French President Francois Hollande has announced that a National Guard will be set up to ensure additional protection after a series of terrorist attacks in the country.
Hollande said in an official statement that initial parliamentary talks on the formation of the force would take place in September, "so that this force can be created as fast as possible to protect the French."
“Training methods and the breakdown of the forces of protection across the territory” will be defined after the parliamentary consultations.
The French public and a number of politicians have expressed outrage at what they regard as a lack of necessary security measures to ensure people’s safety, after a recent spate of terrorist attacks.
In Nice, heavily armed national police officers were absent at the entrance to a promenade, from where an attacker drove a truck and slammed through the crowd at Bastille Day celebrations on July 14, leaving 84 people dead.
Interior Minister Bernard Cazeneuve at first said armed officers had been present at the site, but then backtracked on the statement, triggering anger over a perceived lack of transparency in the authorities’ communication with the public.
Following an attack in a Normandy church on Tuesday, in which a local priest was killed by two Islamist extremists, President Hollande said the country is in “a state of war.”
However, the French president rejected opposition calls for reforms to toughen security laws – in particular demands that all people suspected of planning or being connected to terrorist activity be detained.
It has also emerged that both suspects in the Normandy case were on a police watch list, and that police were possibly aware of an attack being planned in Saint-Etienne-du-Rouvray.
French right-wing leader Marine Le Pen tweeted that “those who have governed this country over the past 30 years” bear “huge responsibility for the current events.”
Opposition leader Nicolas Sarkozy has said that the “enemy [Islamic State, IS] has no taboo, no limit, no morals, no borders” and urged the country’s leadership to "thoroughly change the strategy of our counter-attack.”
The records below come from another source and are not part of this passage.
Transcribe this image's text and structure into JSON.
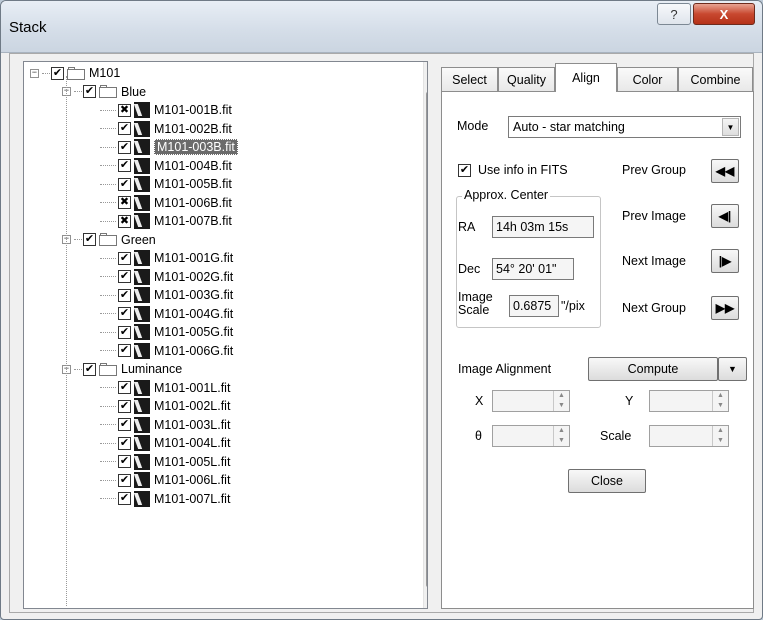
{
  "window": {
    "title": "Stack",
    "help_icon": "?",
    "close_icon": "X"
  },
  "tree": {
    "root": {
      "label": "M101",
      "expander": "⊟",
      "checked": "✔"
    },
    "groups": [
      {
        "label": "Blue",
        "files": [
          {
            "name": "M101-001B.fit",
            "state": "x"
          },
          {
            "name": "M101-002B.fit",
            "state": "check"
          },
          {
            "name": "M101-003B.fit",
            "state": "check",
            "selected": true
          },
          {
            "name": "M101-004B.fit",
            "state": "check"
          },
          {
            "name": "M101-005B.fit",
            "state": "check"
          },
          {
            "name": "M101-006B.fit",
            "state": "x"
          },
          {
            "name": "M101-007B.fit",
            "state": "x"
          }
        ]
      },
      {
        "label": "Green",
        "files": [
          {
            "name": "M101-001G.fit",
            "state": "check"
          },
          {
            "name": "M101-002G.fit",
            "state": "check"
          },
          {
            "name": "M101-003G.fit",
            "state": "check"
          },
          {
            "name": "M101-004G.fit",
            "state": "check"
          },
          {
            "name": "M101-005G.fit",
            "state": "check"
          },
          {
            "name": "M101-006G.fit",
            "state": "check"
          }
        ]
      },
      {
        "label": "Luminance",
        "files": [
          {
            "name": "M101-001L.fit",
            "state": "check"
          },
          {
            "name": "M101-002L.fit",
            "state": "check"
          },
          {
            "name": "M101-003L.fit",
            "state": "check"
          },
          {
            "name": "M101-004L.fit",
            "state": "check"
          },
          {
            "name": "M101-005L.fit",
            "state": "check"
          },
          {
            "name": "M101-006L.fit",
            "state": "check"
          },
          {
            "name": "M101-007L.fit",
            "state": "check"
          }
        ]
      }
    ]
  },
  "tabs": [
    "Select",
    "Quality",
    "Align",
    "Color",
    "Combine"
  ],
  "active_tab": "Align",
  "align": {
    "mode_label": "Mode",
    "mode_value": "Auto - star matching",
    "use_info_label": "Use info in FITS",
    "use_info_checked": true,
    "approx_center_title": "Approx. Center",
    "ra_label": "RA",
    "ra_value": "14h 03m 15s",
    "dec_label": "Dec",
    "dec_value": "54° 20' 01\"",
    "scale_label_1": "Image",
    "scale_label_2": "Scale",
    "scale_value": "0.6875",
    "scale_unit": "\"/pix",
    "prev_group": "Prev Group",
    "prev_image": "Prev Image",
    "next_image": "Next Image",
    "next_group": "Next Group",
    "image_alignment_label": "Image Alignment",
    "compute_label": "Compute",
    "x_label": "X",
    "y_label": "Y",
    "theta_label": "θ",
    "scale_param_label": "Scale",
    "close_label": "Close"
  }
}
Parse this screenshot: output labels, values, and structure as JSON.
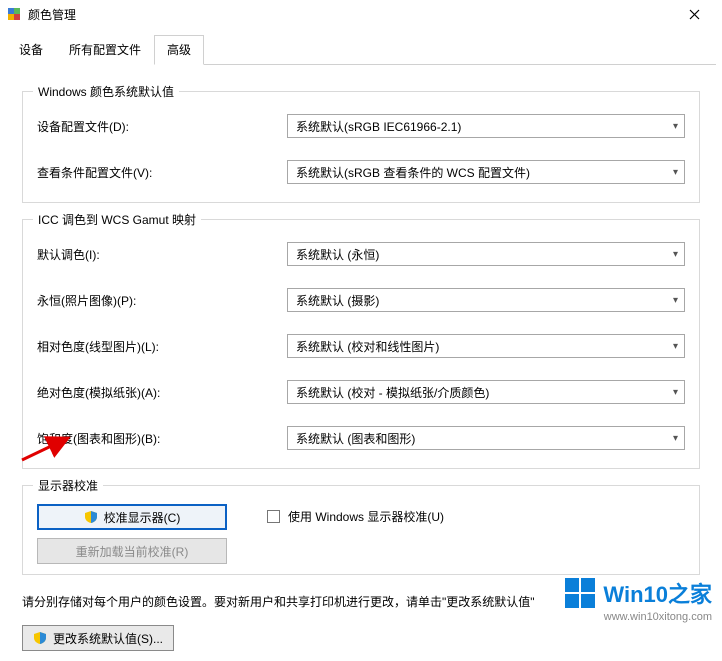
{
  "window": {
    "title": "颜色管理"
  },
  "tabs": {
    "device": "设备",
    "profiles": "所有配置文件",
    "advanced": "高级"
  },
  "group_defaults": {
    "legend": "Windows 颜色系统默认值",
    "device_profile_label": "设备配置文件(D):",
    "device_profile_value": "系统默认(sRGB IEC61966-2.1)",
    "viewing_label": "查看条件配置文件(V):",
    "viewing_value": "系统默认(sRGB 查看条件的 WCS 配置文件)"
  },
  "group_gamut": {
    "legend": "ICC 调色到 WCS Gamut 映射",
    "default_intent_label": "默认调色(I):",
    "default_intent_value": "系统默认 (永恒)",
    "perceptual_label": "永恒(照片图像)(P):",
    "perceptual_value": "系统默认 (摄影)",
    "relative_label": "相对色度(线型图片)(L):",
    "relative_value": "系统默认 (校对和线性图片)",
    "absolute_label": "绝对色度(模拟纸张)(A):",
    "absolute_value": "系统默认 (校对 - 模拟纸张/介质颜色)",
    "saturation_label": "饱和度(图表和图形)(B):",
    "saturation_value": "系统默认 (图表和图形)"
  },
  "group_calibration": {
    "legend": "显示器校准",
    "calibrate_button": "校准显示器(C)",
    "reload_button": "重新加载当前校准(R)",
    "use_win_calib": "使用 Windows 显示器校准(U)"
  },
  "note_text": "请分别存储对每个用户的颜色设置。要对新用户和共享打印机进行更改，请单击\"更改系统默认值\"",
  "change_defaults_button": "更改系统默认值(S)...",
  "watermark": {
    "brand_en": "Win10",
    "brand_zh": "之家",
    "url": "www.win10xitong.com"
  }
}
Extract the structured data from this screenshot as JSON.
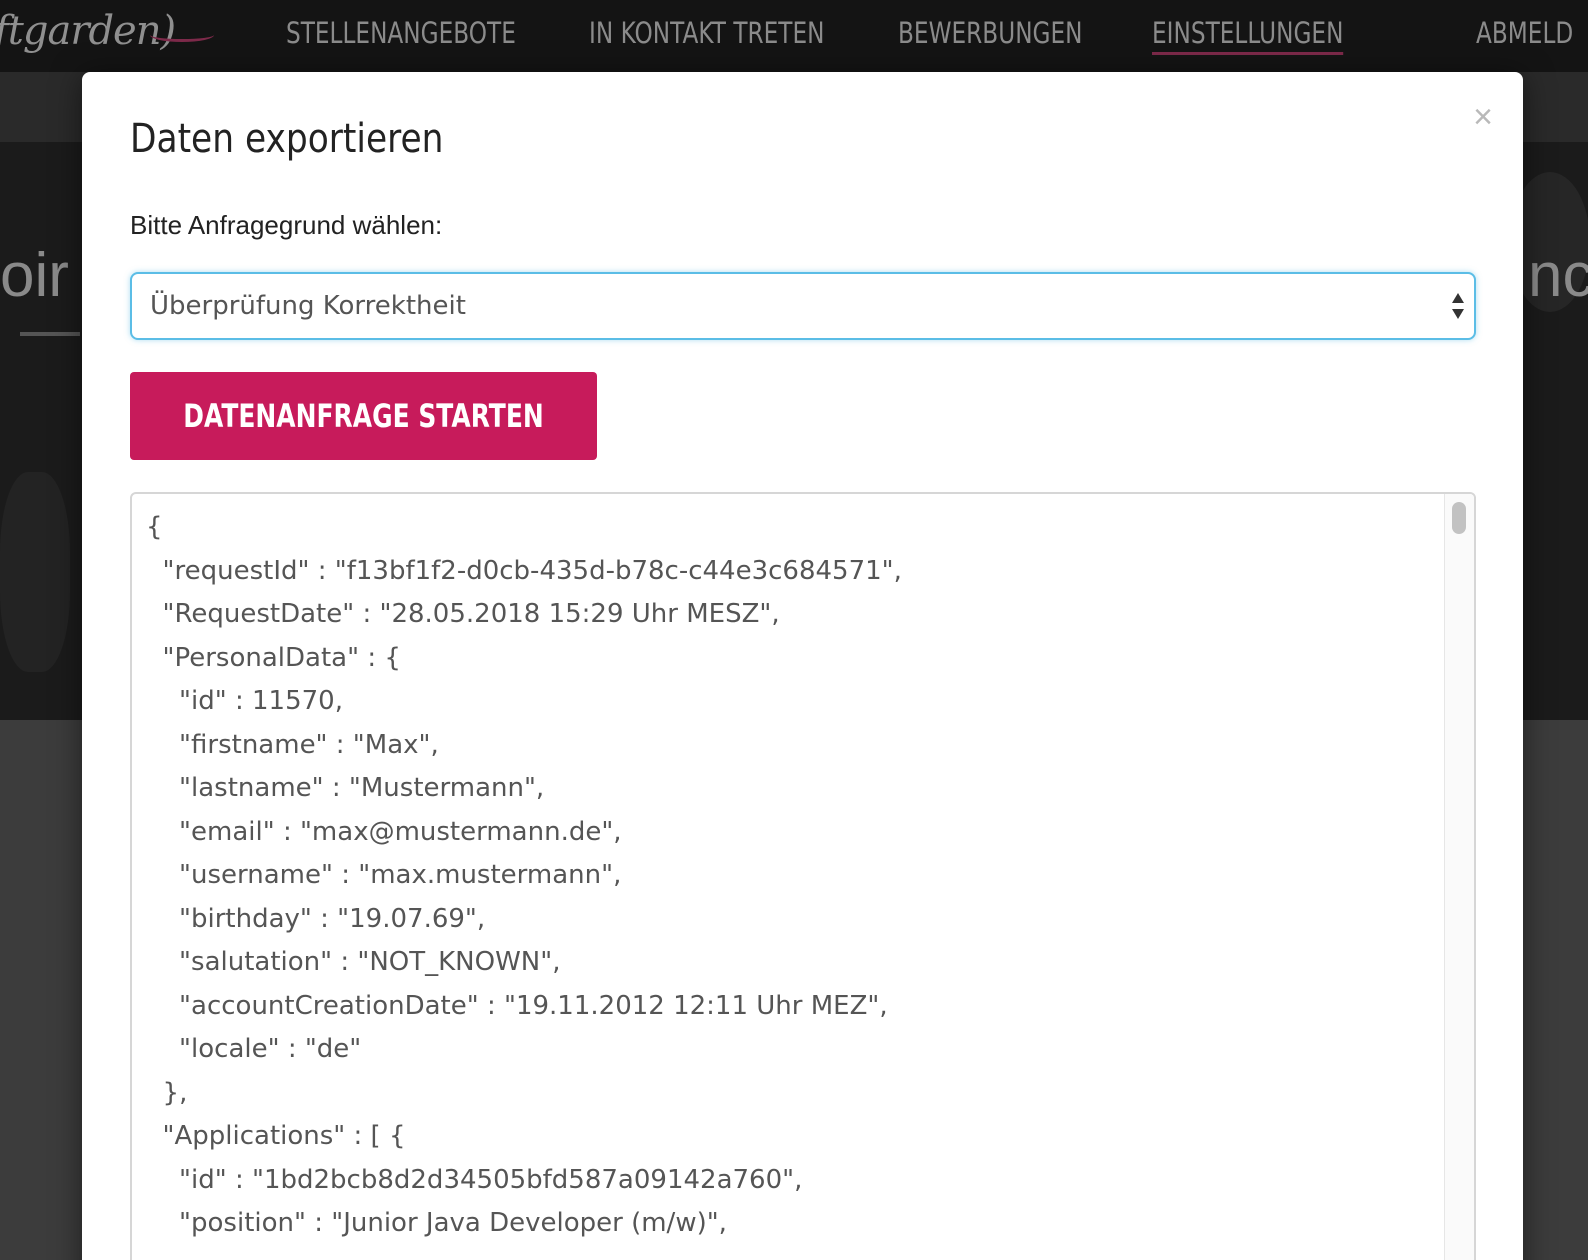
{
  "nav": {
    "logo": "ftgarden)",
    "items": [
      "STELLENANGEBOTE",
      "IN KONTAKT TRETEN",
      "BEWERBUNGEN",
      "EINSTELLUNGEN",
      "ABMELD"
    ]
  },
  "hero": {
    "left_text": "oir",
    "right_text": "nc"
  },
  "modal": {
    "title": "Daten exportieren",
    "close": "×",
    "label": "Bitte Anfragegrund wählen:",
    "select_value": "Überprüfung Korrektheit",
    "start_button": "DATENANFRAGE STARTEN",
    "json_lines": [
      "{",
      "  \"requestId\" : \"f13bf1f2-d0cb-435d-b78c-c44e3c684571\",",
      "  \"RequestDate\" : \"28.05.2018 15:29 Uhr MESZ\",",
      "  \"PersonalData\" : {",
      "    \"id\" : 11570,",
      "    \"firstname\" : \"Max\",",
      "    \"lastname\" : \"Mustermann\",",
      "    \"email\" : \"max@mustermann.de\",",
      "    \"username\" : \"max.mustermann\",",
      "    \"birthday\" : \"19.07.69\",",
      "    \"salutation\" : \"NOT_KNOWN\",",
      "    \"accountCreationDate\" : \"19.11.2012 12:11 Uhr MEZ\",",
      "    \"locale\" : \"de\"",
      "  },",
      "  \"Applications\" : [ {",
      "    \"id\" : \"1bd2bcb8d2d34505bfd587a09142a760\",",
      "    \"position\" : \"Junior Java Developer (m/w)\","
    ]
  },
  "colors": {
    "accent": "#c71b5b",
    "focus": "#5bbde6",
    "nav_bg": "#141414"
  }
}
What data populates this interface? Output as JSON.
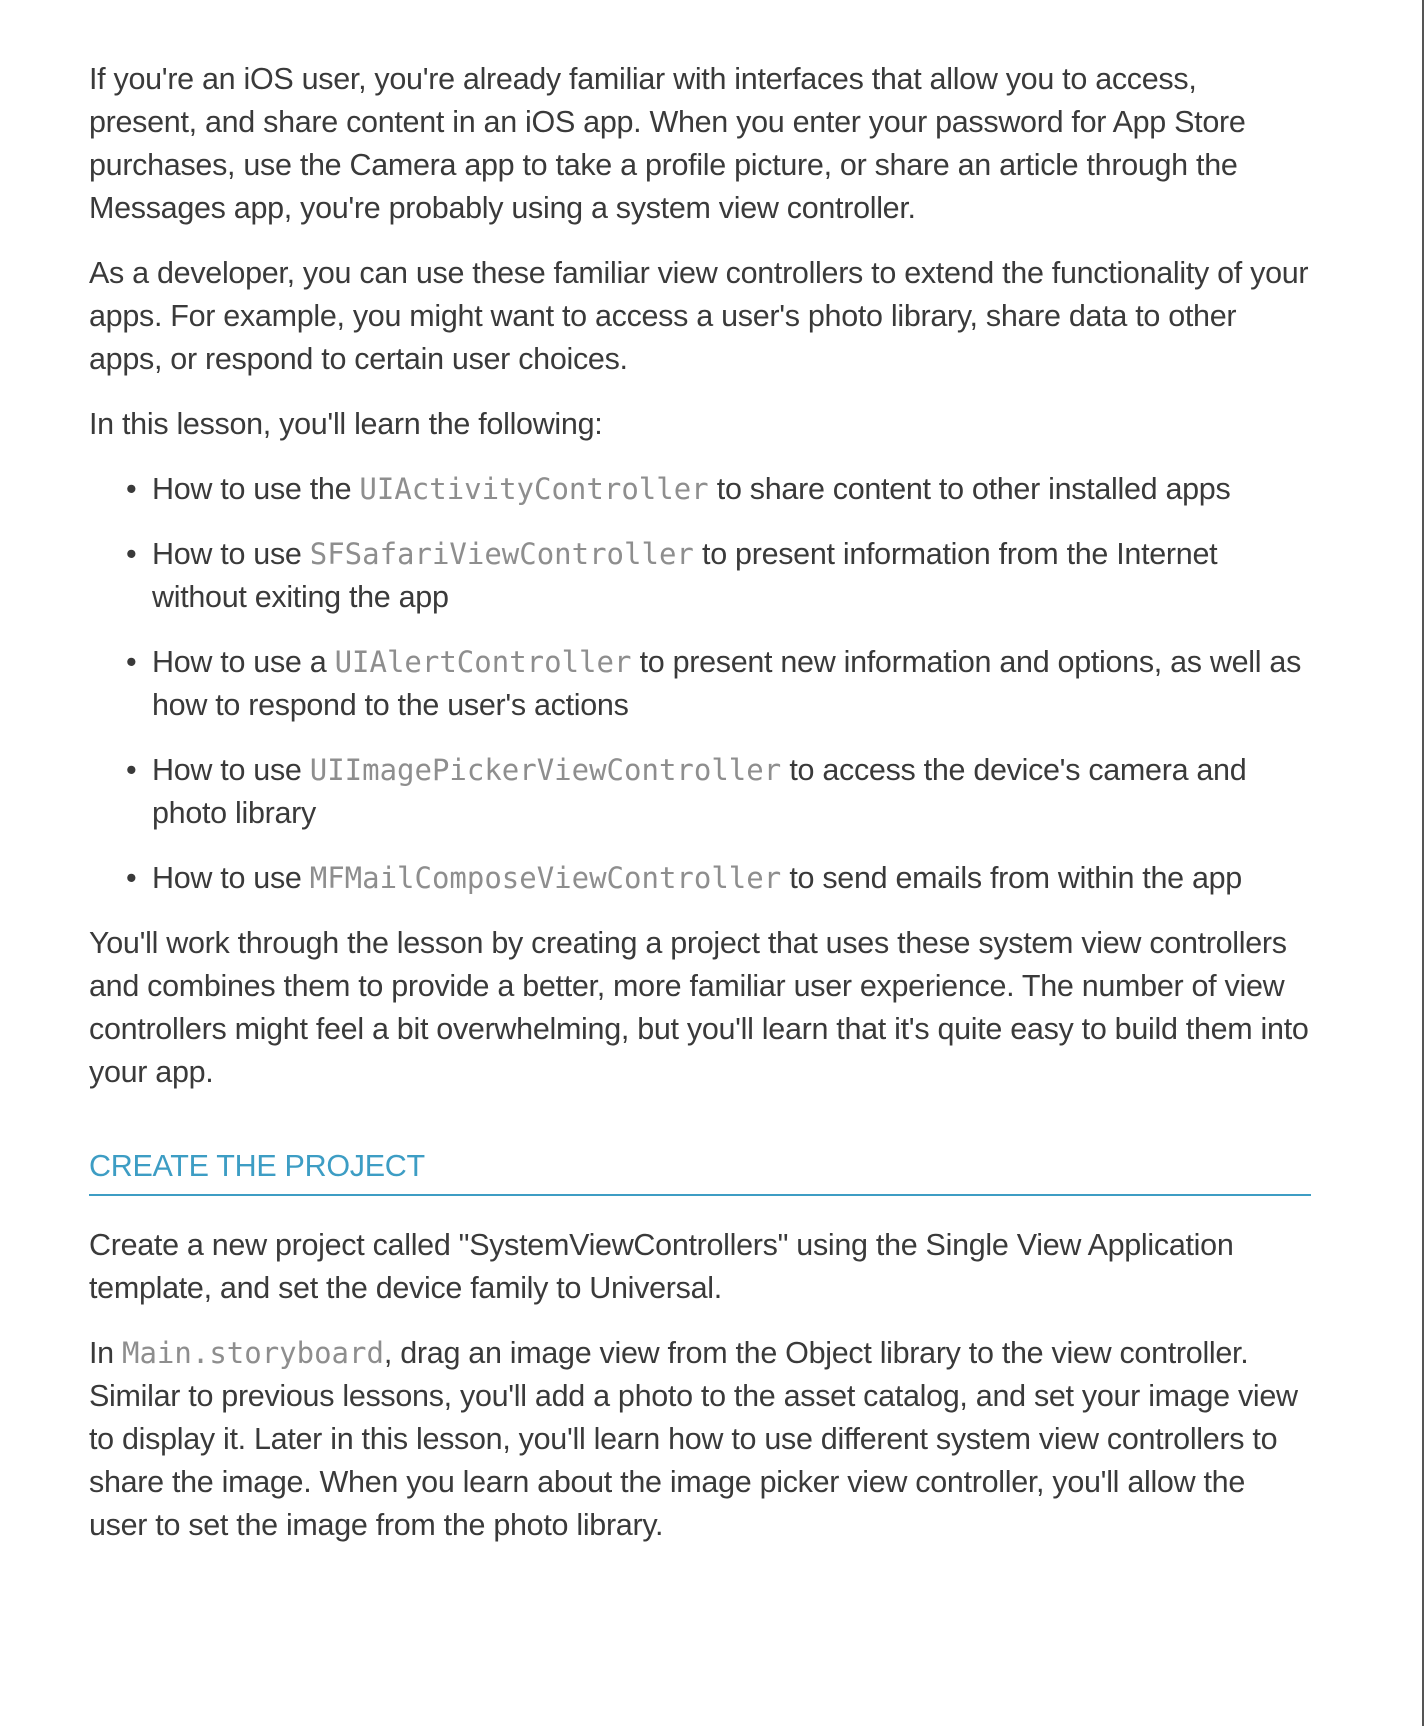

After the Nice truck attack, Hollande urged thousands of reservists to boost the existing security forces, with the Interior Ministry later saying that 2,500 people were willing to enroll.